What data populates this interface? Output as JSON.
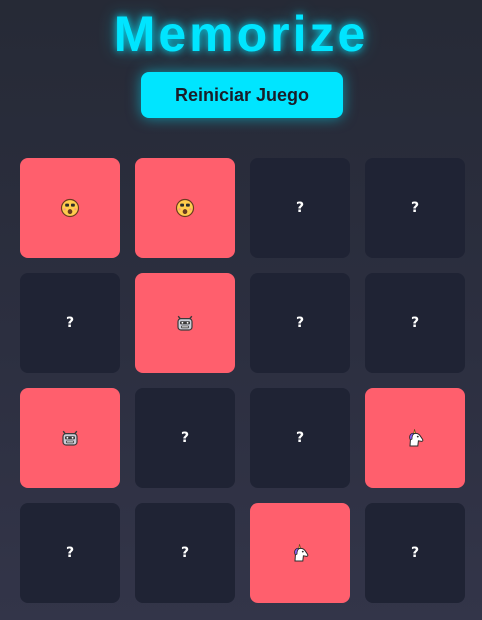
{
  "title": "Memorize",
  "reset_label": "Reiniciar Juego",
  "colors": {
    "accent": "#00e5ff",
    "card_hidden": "#1f2334",
    "card_flipped": "#ff5f6d",
    "background": "#2c2f40"
  },
  "cards": [
    {
      "state": "flipped",
      "label": "",
      "icon": "astonished-face-icon"
    },
    {
      "state": "flipped",
      "label": "",
      "icon": "astonished-face-icon"
    },
    {
      "state": "hidden",
      "label": "?",
      "icon": ""
    },
    {
      "state": "hidden",
      "label": "?",
      "icon": ""
    },
    {
      "state": "hidden",
      "label": "?",
      "icon": ""
    },
    {
      "state": "flipped",
      "label": "",
      "icon": "robot-face-icon"
    },
    {
      "state": "hidden",
      "label": "?",
      "icon": ""
    },
    {
      "state": "hidden",
      "label": "?",
      "icon": ""
    },
    {
      "state": "flipped",
      "label": "",
      "icon": "robot-face-icon"
    },
    {
      "state": "hidden",
      "label": "?",
      "icon": ""
    },
    {
      "state": "hidden",
      "label": "?",
      "icon": ""
    },
    {
      "state": "flipped",
      "label": "",
      "icon": "unicorn-icon"
    },
    {
      "state": "hidden",
      "label": "?",
      "icon": ""
    },
    {
      "state": "hidden",
      "label": "?",
      "icon": ""
    },
    {
      "state": "flipped",
      "label": "",
      "icon": "unicorn-icon"
    },
    {
      "state": "hidden",
      "label": "?",
      "icon": ""
    }
  ]
}
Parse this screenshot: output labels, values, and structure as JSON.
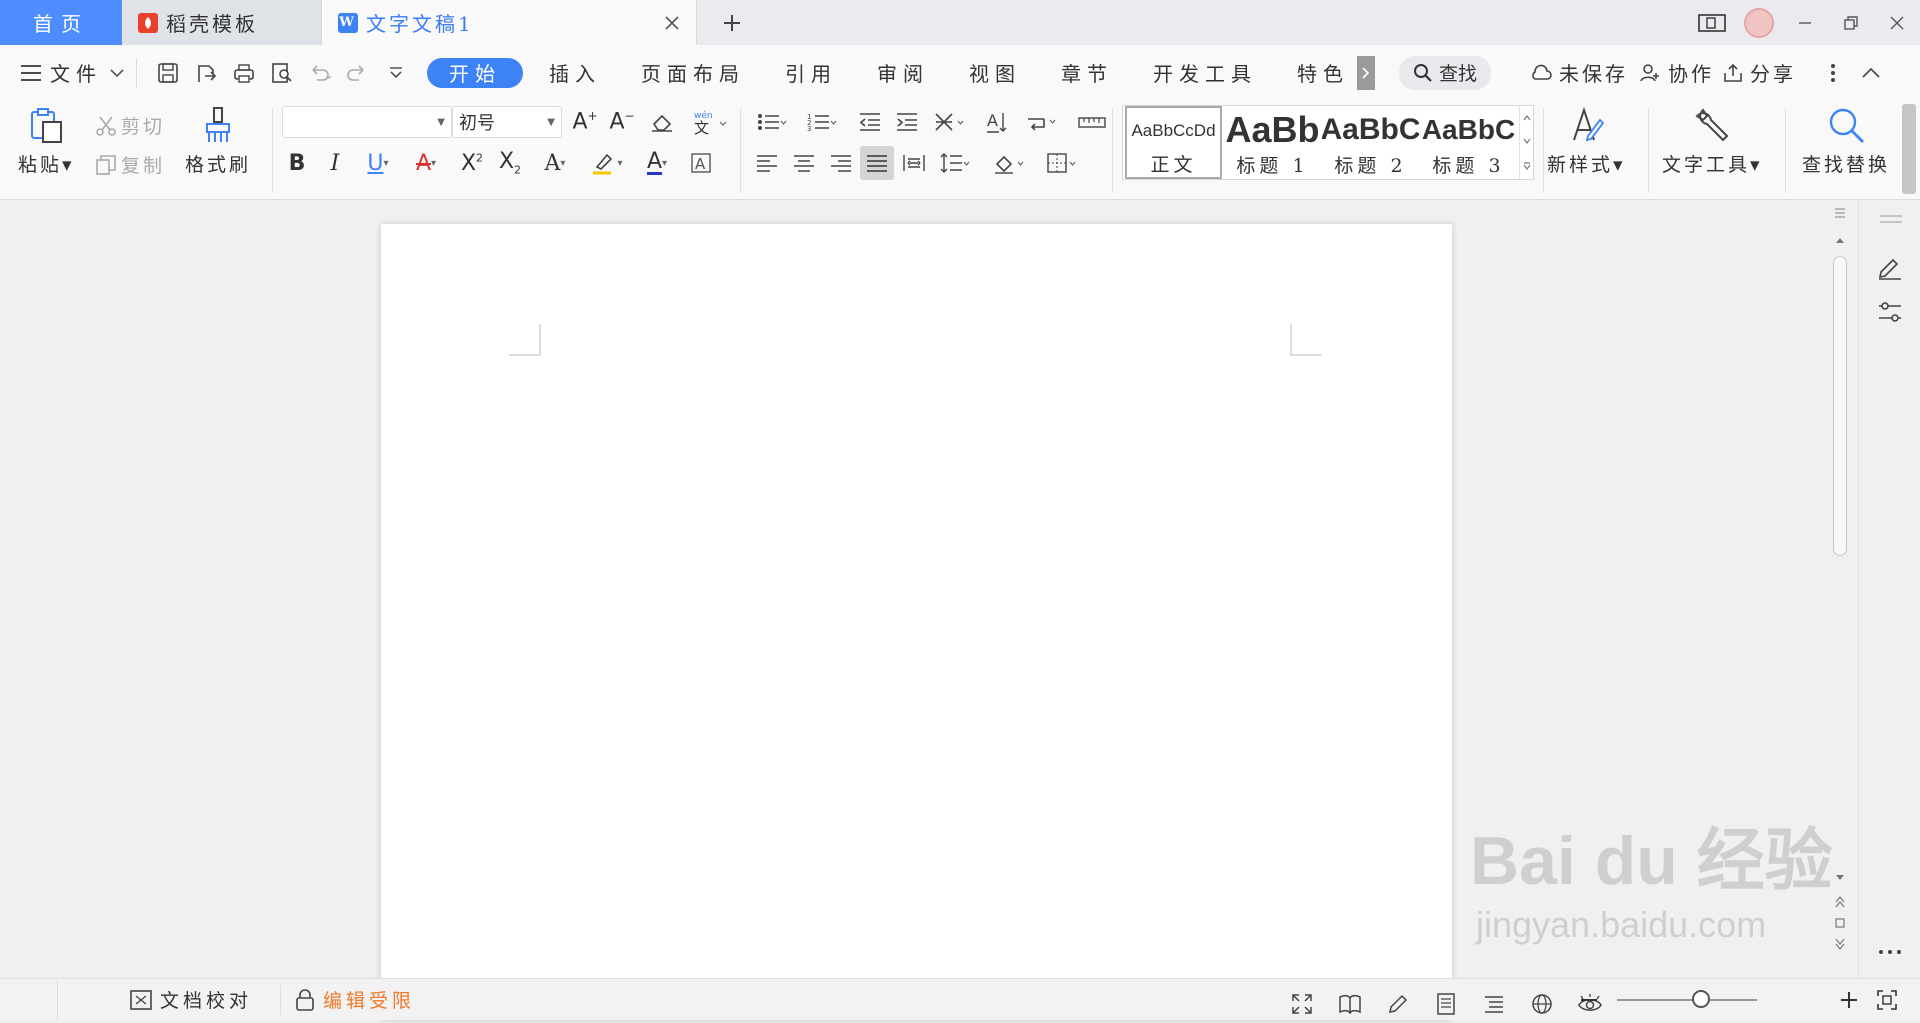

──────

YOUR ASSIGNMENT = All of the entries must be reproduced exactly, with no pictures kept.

COMPLETED TASK =
What data populates this interface? Output as JSON.
{
  "title": "Memorize",
  "reset_label": "Reiniciar Juego",
  "colors": {
    "accent": "#00e5ff",
    "card_hidden": "#1f2334",
    "card_flipped": "#ff5f6d",
    "background": "#2c2f40"
  },
  "cards": [
    {
      "state": "flipped",
      "label": "",
      "icon": "astonished-face-icon"
    },
    {
      "state": "flipped",
      "label": "",
      "icon": "astonished-face-icon"
    },
    {
      "state": "hidden",
      "label": "?",
      "icon": ""
    },
    {
      "state": "hidden",
      "label": "?",
      "icon": ""
    },
    {
      "state": "hidden",
      "label": "?",
      "icon": ""
    },
    {
      "state": "flipped",
      "label": "",
      "icon": "robot-face-icon"
    },
    {
      "state": "hidden",
      "label": "?",
      "icon": ""
    },
    {
      "state": "hidden",
      "label": "?",
      "icon": ""
    },
    {
      "state": "flipped",
      "label": "",
      "icon": "robot-face-icon"
    },
    {
      "state": "hidden",
      "label": "?",
      "icon": ""
    },
    {
      "state": "hidden",
      "label": "?",
      "icon": ""
    },
    {
      "state": "flipped",
      "label": "",
      "icon": "unicorn-icon"
    },
    {
      "state": "hidden",
      "label": "?",
      "icon": ""
    },
    {
      "state": "hidden",
      "label": "?",
      "icon": ""
    },
    {
      "state": "flipped",
      "label": "",
      "icon": "unicorn-icon"
    },
    {
      "state": "hidden",
      "label": "?",
      "icon": ""
    }
  ]
}
Parse this screenshot: output labels, values, and structure as JSON.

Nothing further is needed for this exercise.